Alan promises a "new Ghana"
Alan Kyeremanten, a New Patriotic Party presidential hopeful has advised delegates to vote for a candidate who will be able to lead NPP to victory in December 2008 general election.
The presidential aspirant rolled out his ten point criteria when he addressed party members in Worawora in the Biakoye constituency in the Volta Region and stated that NPP needs a presidential candidate who will be marketable to the Ghanaian electorate and not the party alone.
According to him, this is achievable if the NPP delegates elect a new messenger to deliver a new message with a new vision for Ghana.
He likened the NPP race to the Black Star playing international matches in which there are both local and few professional players saying the job of the President of Ghana among others is to sell the country to the international community.
The former Trade and Industry Minister and PSI maintained that President Kufuor's government has achieved a lot but when compared to Malaysia and Singapore, which had independence with Ghana, almost at the same time, the country lags behind.
He mentioned the road network, building of schools, school-feeding programme, National Health Insurance Scheme etc as some of the achievements under President Kufuor.
Against this background, the aspirant said the nation needs a visionary leader who could put the country on accelerated progress of development within the space of five to ten years.
Mr Kyerematen noted that is it difficult for a governing party to win a third term whilst in office pointing out it is a global trend and cited the National Democratic Congress lost in 2000 polls.
The electorate, he said, often get bored with government for serving eight years even if the incumbent government performs well.
On the party unity, the presidential aspirant reminded the NPP of the 1979 unfortunate incident and pledged to unite the party after the December congress.

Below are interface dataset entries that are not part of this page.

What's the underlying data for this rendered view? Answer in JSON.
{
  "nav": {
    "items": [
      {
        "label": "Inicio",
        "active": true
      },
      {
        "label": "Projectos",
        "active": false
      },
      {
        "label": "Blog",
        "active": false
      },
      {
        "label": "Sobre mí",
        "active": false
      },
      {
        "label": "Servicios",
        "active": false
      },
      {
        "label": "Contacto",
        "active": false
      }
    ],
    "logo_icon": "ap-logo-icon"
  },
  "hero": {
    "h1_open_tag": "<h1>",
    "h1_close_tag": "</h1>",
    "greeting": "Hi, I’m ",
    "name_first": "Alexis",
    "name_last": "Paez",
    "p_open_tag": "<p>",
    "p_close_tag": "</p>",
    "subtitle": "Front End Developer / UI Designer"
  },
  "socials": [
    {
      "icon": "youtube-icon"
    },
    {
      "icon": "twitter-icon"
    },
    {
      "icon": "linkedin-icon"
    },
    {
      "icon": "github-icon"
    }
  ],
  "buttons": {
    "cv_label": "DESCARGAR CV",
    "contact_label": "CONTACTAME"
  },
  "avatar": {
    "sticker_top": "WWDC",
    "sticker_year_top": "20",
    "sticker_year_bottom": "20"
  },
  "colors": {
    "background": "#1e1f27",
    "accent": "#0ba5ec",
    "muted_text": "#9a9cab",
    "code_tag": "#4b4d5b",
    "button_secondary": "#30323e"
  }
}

Touching on the strongholds of the NPP and NDC, the two main political parties, Mr Kyerematen told the party audience to elect a presidential aspirant who can command votes from the perceived NPP strong support base such as Ashanti, Eastern, Central, and Western regions.
He mentioned Volta as NDC's 'world bank' noting that the three regions in the north are gradually adding up to the main opposition party's stronghold.
He also expressed concern about grassroots structures of the NPP and said the evidence is clear from the manner the aspirants are running their campaign as to who can help the foot soldiers if the person becomes the President. That person, he believes, is him.